▶ [Aim of the exercise] Output all the records word for word. Drop the pictures.

(Excerpts from an interface dataset)
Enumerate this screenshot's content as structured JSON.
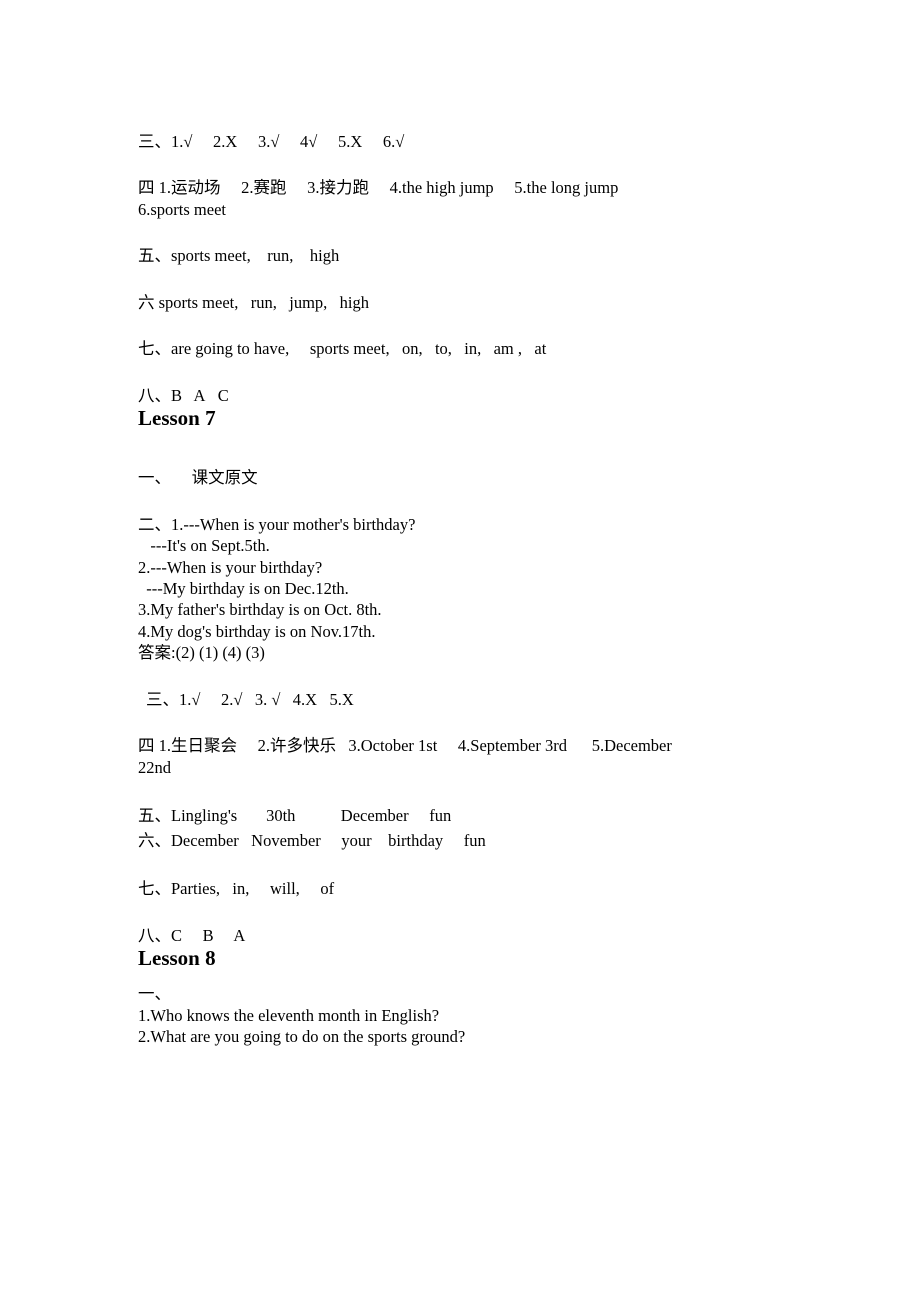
{
  "document": {
    "type": "answer-key",
    "background_color": "#ffffff",
    "text_color": "#000000"
  },
  "lesson6_tail": {
    "item_3": "三、1.√  2.X  3.√  4√  5.X  6.√",
    "item_4_line1": "四 1.运动场  2.赛跑  3.接力跑  4.the high jump  5.the long jump",
    "item_4_line2": "6.sports meet",
    "item_5": "五、sports meet,   run,   high",
    "item_6": "六 sports meet,  run,  jump,  high",
    "item_7": "七、are going to have,  sports meet,  on,  to,  in,  am ,  at",
    "item_8": "八、B  A  C"
  },
  "lesson7": {
    "heading": "Lesson 7",
    "item_1": "一、  课文原文",
    "item_2_lines": [
      "二、1.---When is your mother's birthday?",
      "   ---It's on Sept.5th.",
      "2.---When is your birthday?",
      "  ---My birthday is on Dec.12th.",
      "3.My father's birthday is on Oct. 8th.",
      "4.My dog's birthday is on Nov.17th.",
      "答案:(2) (1) (4) (3)"
    ],
    "item_3": "三、1.√  2.√  3. √  4.X  5.X",
    "item_4_line1": "四 1.生日聚会  2.许多快乐  3.October 1st  4.September 3rd   5.December",
    "item_4_line2": "22nd",
    "item_5": "五、Lingling's   30th    December  fun",
    "item_6": "六、December  November  your   birthday  fun",
    "item_7": "七、Parties,  in,  will,  of",
    "item_8": "八、C  B  A"
  },
  "lesson8": {
    "heading": "Lesson 8",
    "item_1_marker": "一、",
    "item_1_lines": [
      "1.Who knows the eleventh month in English?",
      "2.What are you going to do on the sports ground?"
    ]
  }
}
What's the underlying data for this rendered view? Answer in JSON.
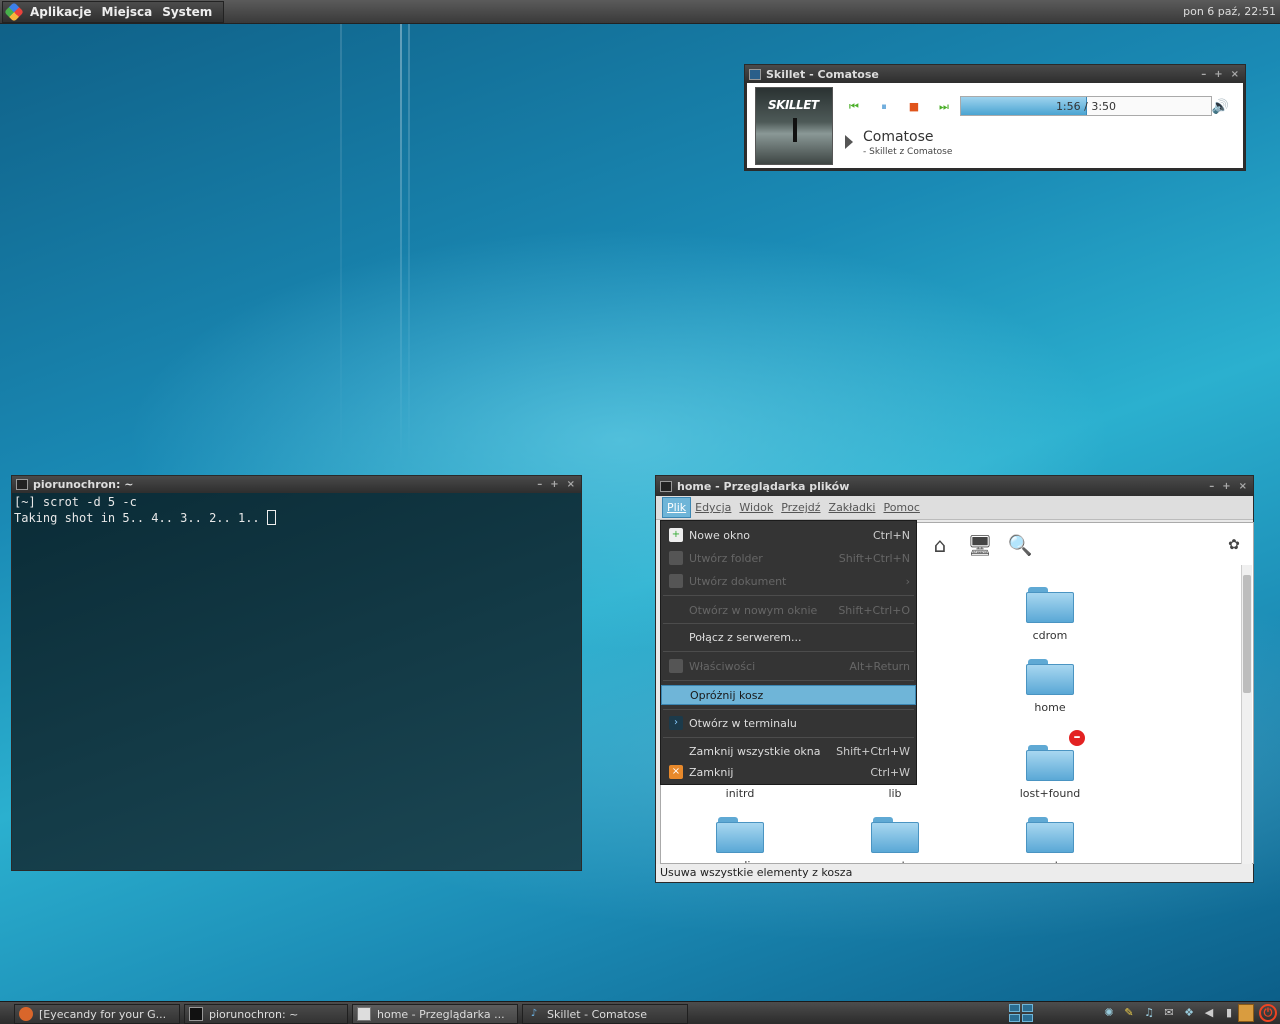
{
  "top_panel": {
    "menus": [
      "Aplikacje",
      "Miejsca",
      "System"
    ],
    "clock": "pon  6 paź, 22:51"
  },
  "player": {
    "window_title": "Skillet - Comatose",
    "album_art_text": "SKILLET",
    "elapsed": "1:56",
    "total": "3:50",
    "progress_text": "1:56 / 3:50",
    "progress_fraction": 0.504,
    "track_title": "Comatose",
    "track_subtitle": "- Skillet z Comatose",
    "controls": [
      "previous-icon",
      "pause-icon",
      "stop-icon",
      "next-icon"
    ],
    "colors": {
      "prev_next": "#4caf2a",
      "pause": "#3a8fd0",
      "stop": "#e0541b"
    }
  },
  "terminal": {
    "window_title": "piorunochron: ~",
    "lines": [
      "[~] scrot -d 5 -c",
      "Taking shot in 5.. 4.. 3.. 2.. 1.. "
    ]
  },
  "file_manager": {
    "window_title": "home - Przeglądarka plików",
    "menus": [
      "Plik",
      "Edycja",
      "Widok",
      "Przejdź",
      "Zakładki",
      "Pomoc"
    ],
    "folders": [
      {
        "name": "cdrom"
      },
      {
        "name": "home"
      },
      {
        "name": "lost+found",
        "badge": "no-entry"
      },
      {
        "name": "initrd"
      },
      {
        "name": "lib"
      },
      {
        "name": "media"
      },
      {
        "name": "mnt"
      },
      {
        "name": "opt"
      }
    ],
    "status": "Usuwa wszystkie elementy z kosza"
  },
  "dropdown": {
    "items": [
      {
        "label": "Nowe okno",
        "shortcut": "Ctrl+N",
        "disabled": false
      },
      {
        "label": "Utwórz folder",
        "shortcut": "Shift+Ctrl+N",
        "disabled": true
      },
      {
        "label": "Utwórz dokument",
        "shortcut": "›",
        "disabled": true
      },
      {
        "label": "Otwórz w nowym oknie",
        "shortcut": "Shift+Ctrl+O",
        "disabled": true
      },
      {
        "label": "Połącz z serwerem...",
        "shortcut": "",
        "disabled": false
      },
      {
        "label": "Właściwości",
        "shortcut": "Alt+Return",
        "disabled": true
      },
      {
        "label": "Opróżnij kosz",
        "shortcut": "",
        "disabled": false,
        "selected": true
      },
      {
        "label": "Otwórz w terminalu",
        "shortcut": "",
        "disabled": false
      },
      {
        "label": "Zamknij wszystkie okna",
        "shortcut": "Shift+Ctrl+W",
        "disabled": false
      },
      {
        "label": "Zamknij",
        "shortcut": "Ctrl+W",
        "disabled": false
      }
    ]
  },
  "taskbar": {
    "tasks": [
      {
        "label": "[Eyecandy for your G...",
        "icon": "firefox-icon"
      },
      {
        "label": "piorunochron: ~",
        "icon": "terminal-icon"
      },
      {
        "label": "home - Przeglądarka ...",
        "icon": "file-manager-icon"
      },
      {
        "label": "Skillet - Comatose",
        "icon": "music-note-icon"
      }
    ]
  }
}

▶ [Response]
Enumerate this screenshot's content as structured JSON.
{
  "document": {
    "type": "answer-key",
    "background_color": "#ffffff",
    "text_color": "#000000"
  },
  "lesson6_tail": {
    "item_3": "三、1.√  2.X  3.√  4√  5.X  6.√",
    "item_4_line1": "四 1.运动场  2.赛跑  3.接力跑  4.the high jump  5.the long jump",
    "item_4_line2": "6.sports meet",
    "item_5": "五、sports meet,   run,   high",
    "item_6": "六 sports meet,  run,  jump,  high",
    "item_7": "七、are going to have,  sports meet,  on,  to,  in,  am ,  at",
    "item_8": "八、B  A  C"
  },
  "lesson7": {
    "heading": "Lesson 7",
    "item_1": "一、  课文原文",
    "item_2_lines": [
      "二、1.---When is your mother's birthday?",
      "   ---It's on Sept.5th.",
      "2.---When is your birthday?",
      "  ---My birthday is on Dec.12th.",
      "3.My father's birthday is on Oct. 8th.",
      "4.My dog's birthday is on Nov.17th.",
      "答案:(2) (1) (4) (3)"
    ],
    "item_3": "三、1.√  2.√  3. √  4.X  5.X",
    "item_4_line1": "四 1.生日聚会  2.许多快乐  3.October 1st  4.September 3rd   5.December",
    "item_4_line2": "22nd",
    "item_5": "五、Lingling's   30th    December  fun",
    "item_6": "六、December  November  your   birthday  fun",
    "item_7": "七、Parties,  in,  will,  of",
    "item_8": "八、C  B  A"
  },
  "lesson8": {
    "heading": "Lesson 8",
    "item_1_marker": "一、",
    "item_1_lines": [
      "1.Who knows the eleventh month in English?",
      "2.What are you going to do on the sports ground?"
    ]
  }
}
What's the underlying data for this rendered view? Answer in JSON.
{
  "top_panel": {
    "menus": [
      "Aplikacje",
      "Miejsca",
      "System"
    ],
    "clock": "pon  6 paź, 22:51"
  },
  "player": {
    "window_title": "Skillet - Comatose",
    "album_art_text": "SKILLET",
    "elapsed": "1:56",
    "total": "3:50",
    "progress_text": "1:56 / 3:50",
    "progress_fraction": 0.504,
    "track_title": "Comatose",
    "track_subtitle": "- Skillet z Comatose",
    "controls": [
      "previous-icon",
      "pause-icon",
      "stop-icon",
      "next-icon"
    ],
    "colors": {
      "prev_next": "#4caf2a",
      "pause": "#3a8fd0",
      "stop": "#e0541b"
    }
  },
  "terminal": {
    "window_title": "piorunochron: ~",
    "lines": [
      "[~] scrot -d 5 -c",
      "Taking shot in 5.. 4.. 3.. 2.. 1.. "
    ]
  },
  "file_manager": {
    "window_title": "home - Przeglądarka plików",
    "menus": [
      "Plik",
      "Edycja",
      "Widok",
      "Przejdź",
      "Zakładki",
      "Pomoc"
    ],
    "folders": [
      {
        "name": "cdrom"
      },
      {
        "name": "home"
      },
      {
        "name": "lost+found",
        "badge": "no-entry"
      },
      {
        "name": "initrd"
      },
      {
        "name": "lib"
      },
      {
        "name": "media"
      },
      {
        "name": "mnt"
      },
      {
        "name": "opt"
      }
    ],
    "status": "Usuwa wszystkie elementy z kosza"
  },
  "dropdown": {
    "items": [
      {
        "label": "Nowe okno",
        "shortcut": "Ctrl+N",
        "disabled": false
      },
      {
        "label": "Utwórz folder",
        "shortcut": "Shift+Ctrl+N",
        "disabled": true
      },
      {
        "label": "Utwórz dokument",
        "shortcut": "›",
        "disabled": true
      },
      {
        "label": "Otwórz w nowym oknie",
        "shortcut": "Shift+Ctrl+O",
        "disabled": true
      },
      {
        "label": "Połącz z serwerem...",
        "shortcut": "",
        "disabled": false
      },
      {
        "label": "Właściwości",
        "shortcut": "Alt+Return",
        "disabled": true
      },
      {
        "label": "Opróżnij kosz",
        "shortcut": "",
        "disabled": false,
        "selected": true
      },
      {
        "label": "Otwórz w terminalu",
        "shortcut": "",
        "disabled": false
      },
      {
        "label": "Zamknij wszystkie okna",
        "shortcut": "Shift+Ctrl+W",
        "disabled": false
      },
      {
        "label": "Zamknij",
        "shortcut": "Ctrl+W",
        "disabled": false
      }
    ]
  },
  "taskbar": {
    "tasks": [
      {
        "label": "[Eyecandy for your G...",
        "icon": "firefox-icon"
      },
      {
        "label": "piorunochron: ~",
        "icon": "terminal-icon"
      },
      {
        "label": "home - Przeglądarka ...",
        "icon": "file-manager-icon"
      },
      {
        "label": "Skillet - Comatose",
        "icon": "music-note-icon"
      }
    ]
  }
}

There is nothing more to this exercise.